For one, farmers are growing crops on increasingly marginal land. In Nebraska and the Dakotas, corn and soy are planted in areas that are especially vulnerable to drought. But farmers take the risk because corn and soy have become so lucrative - and, in part, because the federal government offers subsidized crop insurance in case of failure. (The study also found evidence that many farmers are no longer enticed by federal conservation programs that pay for grassland cover.)
The loss of pasture itself also could have a big environmental impact. Studies have found that grasslands hold carbon in their soil better than cropland does, so there is a climate-change angle.
There is a wildlife angle, too: The Prairie Pothole Region, traversing Minnesota and the Dakotas, is one of the continent's key breeding grounds for ducks and other ground-nesting birds. Tall grasses in the area help sustain a number of species and shield birds from predators. But corn fields are encroaching on the habitat, and bird populations are dropping.

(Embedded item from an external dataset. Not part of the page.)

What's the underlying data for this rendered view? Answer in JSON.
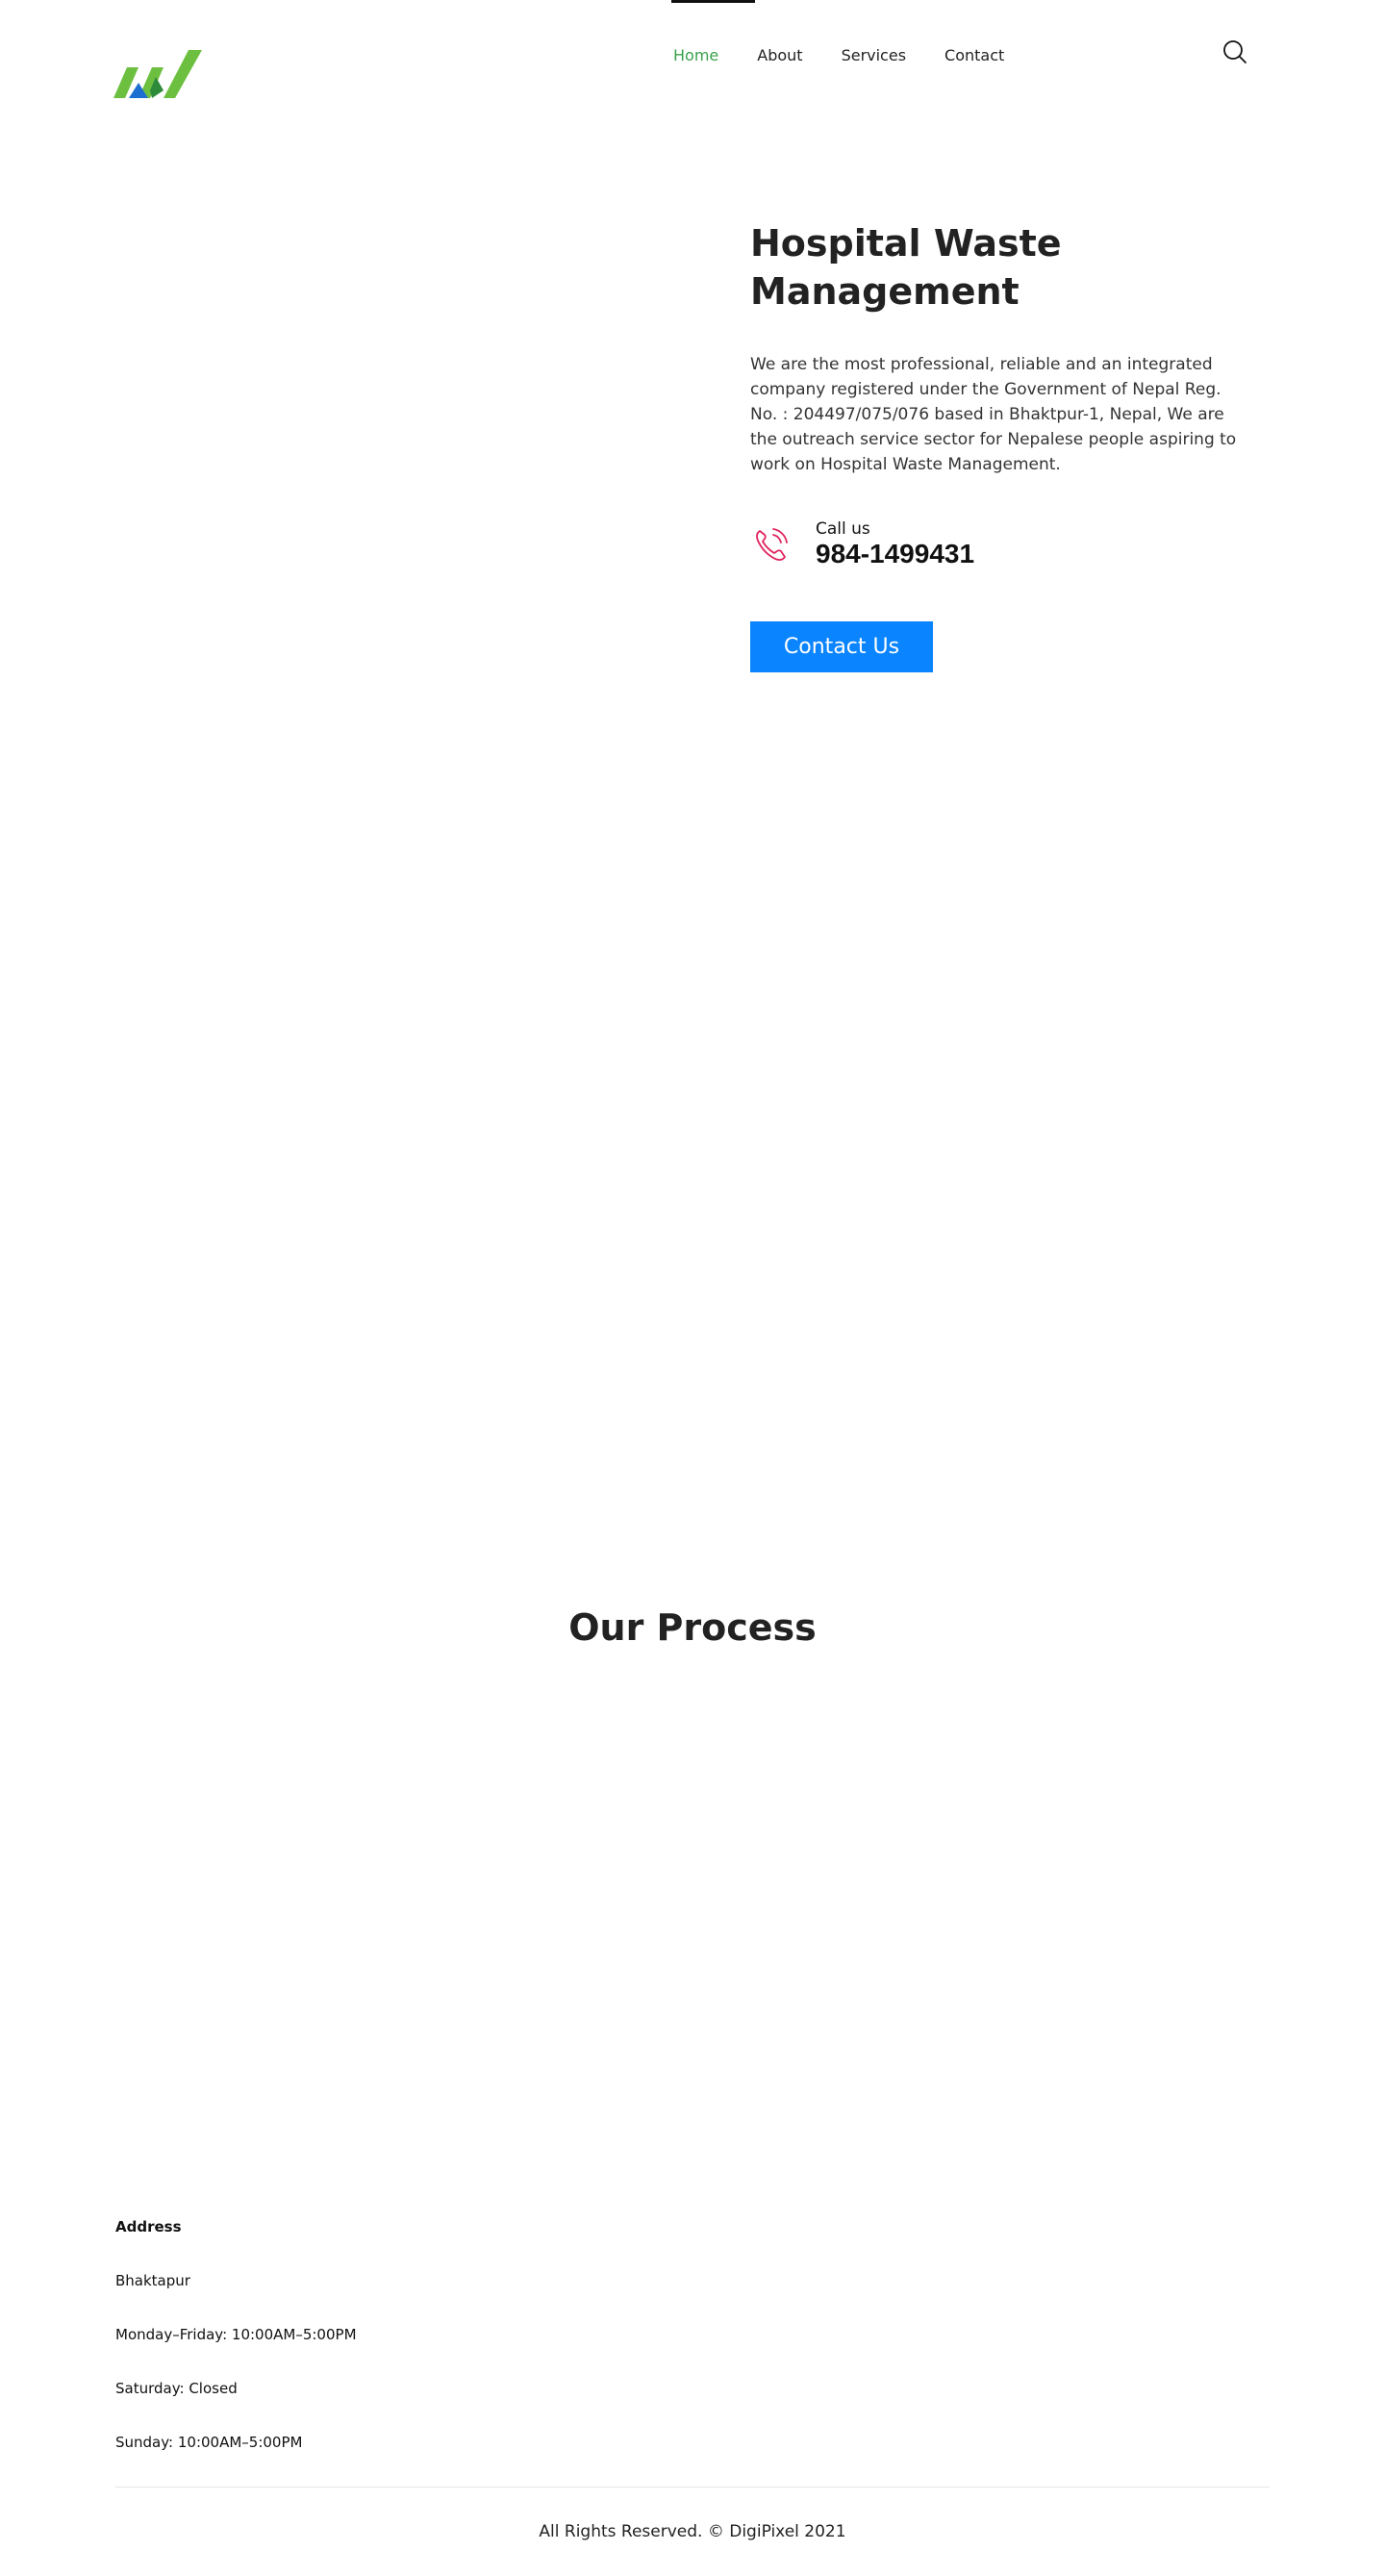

In recent years, some environmental groups have argued that it does not make sense for the federal government to keep subsidizing this push into the prairies. A recent report from the Environmental Working Group (EWG), for instance, argued that Congress should scale back crop insurance for farmers who move into the country's grasslands and wetlands. Farm groups, for their part, say the insurance is vital for their work. Instead, they say, Congress should expand conservation programs.
And what about biofuels? Groups such as EWG have criticized ethanol mandates for pushing up corn and soybean prices and driving the crop boom. There is a lot more hope for next-generation cellulosic biofuels grown from switchgrass or other plants with a much smaller environmental footprint. Or biodiesel made from algae, say. But until those become viable, the crop rush continues.